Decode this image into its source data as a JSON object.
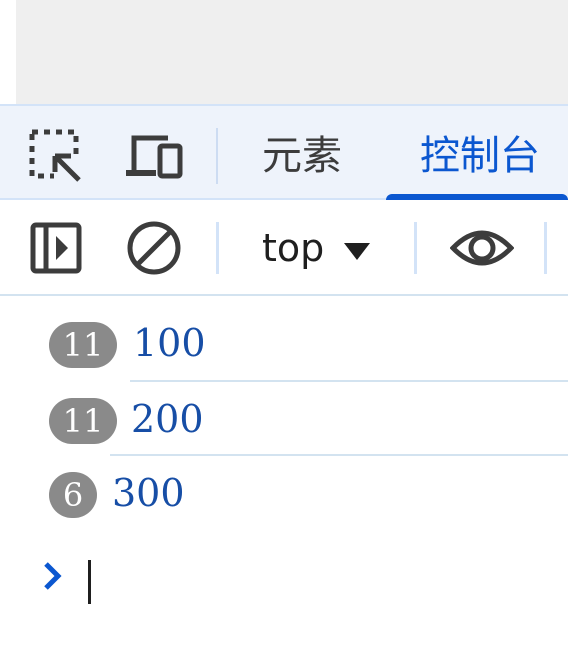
{
  "tabbar": {
    "tabs": [
      {
        "label": "元素"
      },
      {
        "label": "控制台"
      }
    ],
    "active_tab": "控制台"
  },
  "toolbar": {
    "context": "top"
  },
  "console": {
    "messages": [
      {
        "count": "11",
        "text": "100"
      },
      {
        "count": "11",
        "text": "200"
      },
      {
        "count": "6",
        "text": "300"
      }
    ],
    "prompt_value": ""
  },
  "colors": {
    "accent": "#0b57d0",
    "message_text": "#174ea6",
    "badge_bg": "#8a8a8a",
    "tabbar_bg": "#eef3fb"
  }
}
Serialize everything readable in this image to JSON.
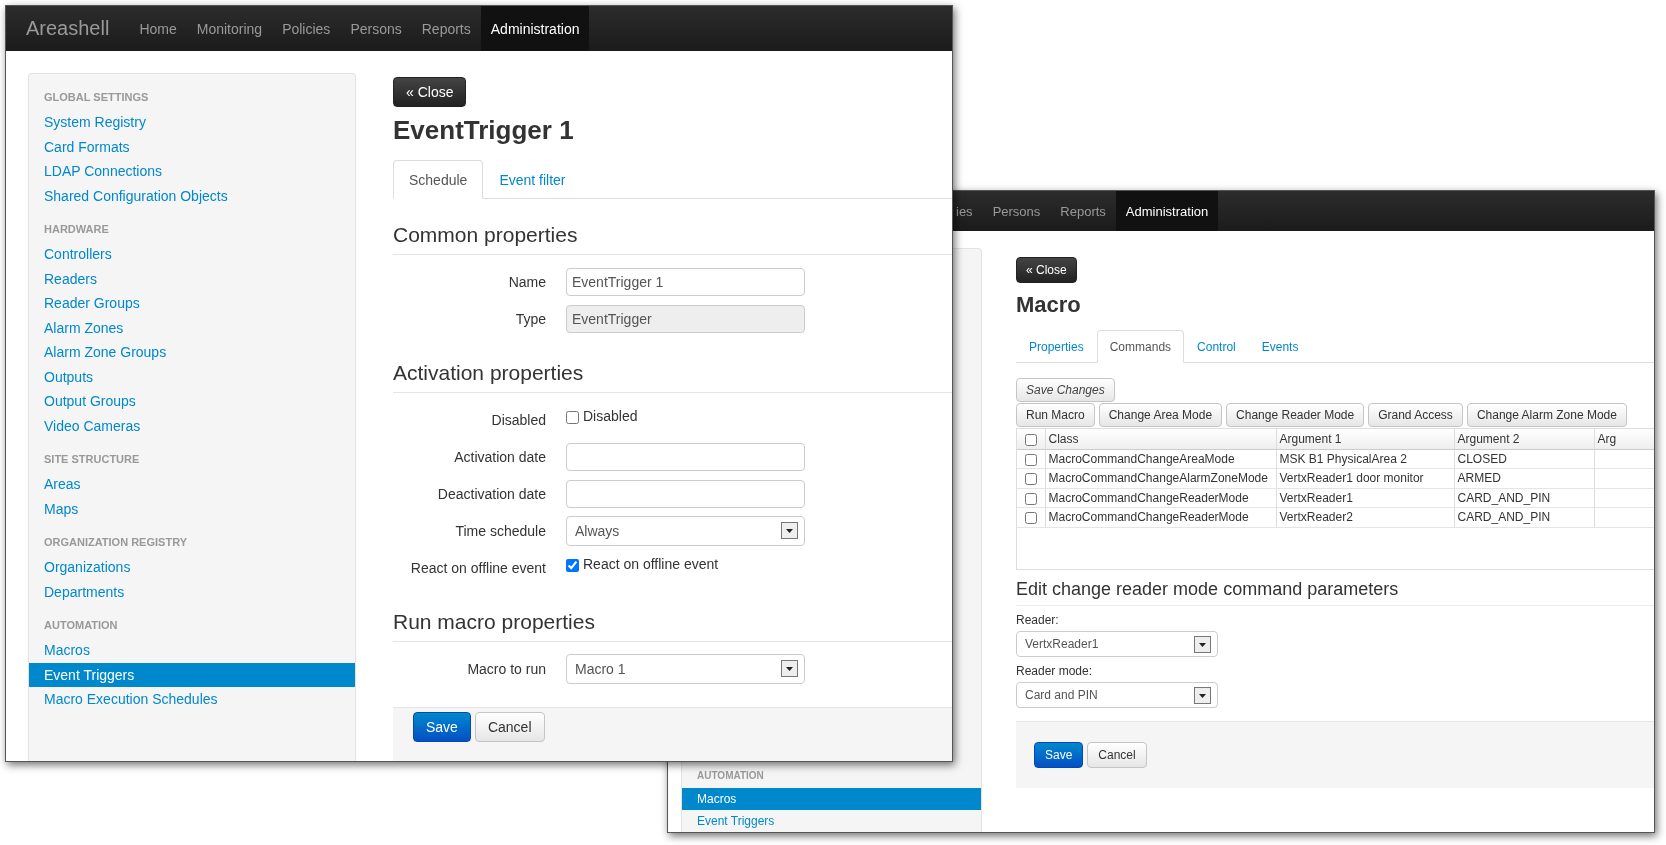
{
  "event_trigger_window": {
    "brand": "Areashell",
    "nav": [
      {
        "label": "Home",
        "selected": false
      },
      {
        "label": "Monitoring",
        "selected": false
      },
      {
        "label": "Policies",
        "selected": false
      },
      {
        "label": "Persons",
        "selected": false
      },
      {
        "label": "Reports",
        "selected": false
      },
      {
        "label": "Administration",
        "selected": true
      }
    ],
    "sidebar": [
      {
        "title": "GLOBAL SETTINGS",
        "items": [
          {
            "label": "System Registry",
            "selected": false
          },
          {
            "label": "Card Formats",
            "selected": false
          },
          {
            "label": "LDAP Connections",
            "selected": false
          },
          {
            "label": "Shared Configuration Objects",
            "selected": false
          }
        ]
      },
      {
        "title": "HARDWARE",
        "items": [
          {
            "label": "Controllers",
            "selected": false
          },
          {
            "label": "Readers",
            "selected": false
          },
          {
            "label": "Reader Groups",
            "selected": false
          },
          {
            "label": "Alarm Zones",
            "selected": false
          },
          {
            "label": "Alarm Zone Groups",
            "selected": false
          },
          {
            "label": "Outputs",
            "selected": false
          },
          {
            "label": "Output Groups",
            "selected": false
          },
          {
            "label": "Video Cameras",
            "selected": false
          }
        ]
      },
      {
        "title": "SITE STRUCTURE",
        "items": [
          {
            "label": "Areas",
            "selected": false
          },
          {
            "label": "Maps",
            "selected": false
          }
        ]
      },
      {
        "title": "ORGANIZATION REGISTRY",
        "items": [
          {
            "label": "Organizations",
            "selected": false
          },
          {
            "label": "Departments",
            "selected": false
          }
        ]
      },
      {
        "title": "AUTOMATION",
        "items": [
          {
            "label": "Macros",
            "selected": false
          },
          {
            "label": "Event Triggers",
            "selected": true
          },
          {
            "label": "Macro Execution Schedules",
            "selected": false
          }
        ]
      }
    ],
    "close_button": "« Close",
    "title": "EventTrigger 1",
    "tabs": [
      {
        "label": "Schedule",
        "selected": true
      },
      {
        "label": "Event filter",
        "selected": false
      }
    ],
    "sections": [
      {
        "heading": "Common properties",
        "fields": [
          {
            "kind": "text",
            "label": "Name",
            "value": "EventTrigger 1"
          },
          {
            "kind": "readonly",
            "label": "Type",
            "value": "EventTrigger"
          }
        ]
      },
      {
        "heading": "Activation properties",
        "fields": [
          {
            "kind": "checkbox",
            "label": "Disabled",
            "text": "Disabled",
            "checked": false
          },
          {
            "kind": "text",
            "label": "Activation date"
          },
          {
            "kind": "text",
            "label": "Deactivation date"
          },
          {
            "kind": "select",
            "label": "Time schedule",
            "value": "Always"
          },
          {
            "kind": "checkbox",
            "label": "React on offline event",
            "text": "React on offline event",
            "checked": true
          }
        ]
      },
      {
        "heading": "Run macro properties",
        "fields": [
          {
            "kind": "select",
            "label": "Macro to run",
            "value": "Macro 1"
          }
        ]
      }
    ],
    "buttons": [
      {
        "label": "Save",
        "kind": "primary"
      },
      {
        "label": "Cancel",
        "kind": "default"
      }
    ]
  },
  "macro_window": {
    "nav": [
      {
        "label": "ies",
        "selected": false
      },
      {
        "label": "Persons",
        "selected": false
      },
      {
        "label": "Reports",
        "selected": false
      },
      {
        "label": "Administration",
        "selected": true
      }
    ],
    "sidebar": [
      {
        "title": "AUTOMATION",
        "items": [
          {
            "label": "Macros",
            "selected": true
          },
          {
            "label": "Event Triggers",
            "selected": false
          }
        ]
      }
    ],
    "close_button": "« Close",
    "title": "Macro",
    "tabs": [
      {
        "label": "Properties",
        "selected": false
      },
      {
        "label": "Commands",
        "selected": true
      },
      {
        "label": "Control",
        "selected": false
      },
      {
        "label": "Events",
        "selected": false
      }
    ],
    "save_changes": {
      "label": "Save Changes",
      "disabled": true
    },
    "command_buttons": [
      "Run Macro",
      "Change Area Mode",
      "Change Reader Mode",
      "Grand Access",
      "Change Alarm Zone Mode"
    ],
    "table": {
      "select_all_checked": false,
      "columns": [
        "Class",
        "Argument 1",
        "Argument 2",
        "Arg"
      ],
      "rows": [
        {
          "checked": false,
          "cells": [
            "MacroCommandChangeAreaMode",
            "MSK B1 PhysicalArea 2",
            "CLOSED"
          ]
        },
        {
          "checked": false,
          "cells": [
            "MacroCommandChangeAlarmZoneMode",
            "VertxReader1 door monitor",
            "ARMED"
          ]
        },
        {
          "checked": false,
          "cells": [
            "MacroCommandChangeReaderMode",
            "VertxReader1",
            "CARD_AND_PIN"
          ]
        },
        {
          "checked": false,
          "cells": [
            "MacroCommandChangeReaderMode",
            "VertxReader2",
            "CARD_AND_PIN"
          ]
        }
      ]
    },
    "edit_heading": "Edit change reader mode command parameters",
    "fields": [
      {
        "kind": "select",
        "label": "Reader:",
        "value": "VertxReader1"
      },
      {
        "kind": "select",
        "label": "Reader mode:",
        "value": "Card and PIN"
      }
    ],
    "buttons": [
      {
        "label": "Save",
        "kind": "primary"
      },
      {
        "label": "Cancel",
        "kind": "default"
      }
    ]
  }
}
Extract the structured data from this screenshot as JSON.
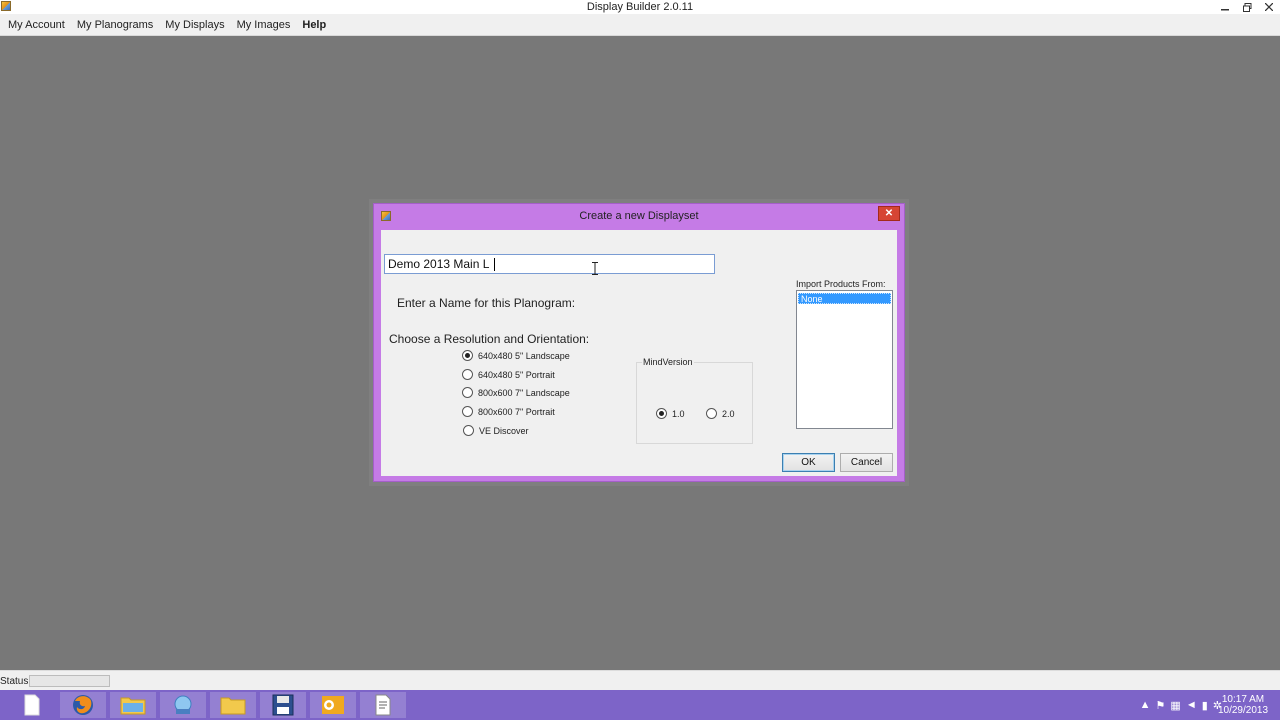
{
  "app": {
    "title": "Display Builder 2.0.11"
  },
  "menu": {
    "items": [
      {
        "label": "My Account"
      },
      {
        "label": "My Planograms"
      },
      {
        "label": "My Displays"
      },
      {
        "label": "My Images"
      },
      {
        "label": "Help"
      }
    ]
  },
  "dialog": {
    "title": "Create a new Displayset",
    "name_input": {
      "value": "Demo 2013 Main L"
    },
    "name_label": "Enter a Name for this Planogram:",
    "resolution_label": "Choose a Resolution and Orientation:",
    "resolutions": [
      {
        "label": "640x480 5\" Landscape",
        "checked": true
      },
      {
        "label": "640x480 5\" Portrait",
        "checked": false
      },
      {
        "label": "800x600 7\" Landscape",
        "checked": false
      },
      {
        "label": "800x600 7\" Portrait",
        "checked": false
      },
      {
        "label": "VE Discover",
        "checked": false
      }
    ],
    "mind_version": {
      "legend": "MindVersion",
      "options": [
        {
          "label": "1.0",
          "checked": true
        },
        {
          "label": "2.0",
          "checked": false
        }
      ]
    },
    "import": {
      "label": "Import Products From:",
      "options": [
        {
          "label": "None",
          "selected": true
        }
      ]
    },
    "ok_label": "OK",
    "cancel_label": "Cancel"
  },
  "status": {
    "label": "Status"
  },
  "clock": {
    "time": "10:17 AM",
    "date": "10/29/2013"
  },
  "colors": {
    "dialog_frame": "#c57be6",
    "taskbar": "#7d64c8",
    "desktop": "#787878",
    "selection": "#3399ff"
  },
  "taskbar": {
    "icons": [
      "file-icon",
      "firefox-icon",
      "folder-icon",
      "network-icon",
      "explorer-icon",
      "save-icon",
      "outlook-icon",
      "document-icon"
    ]
  }
}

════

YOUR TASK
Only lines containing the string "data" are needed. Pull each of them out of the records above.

RESPONSE TO THE TASK
Decode this image into its source data as a JSON object.
Extract the structured data from this screenshot as JSON.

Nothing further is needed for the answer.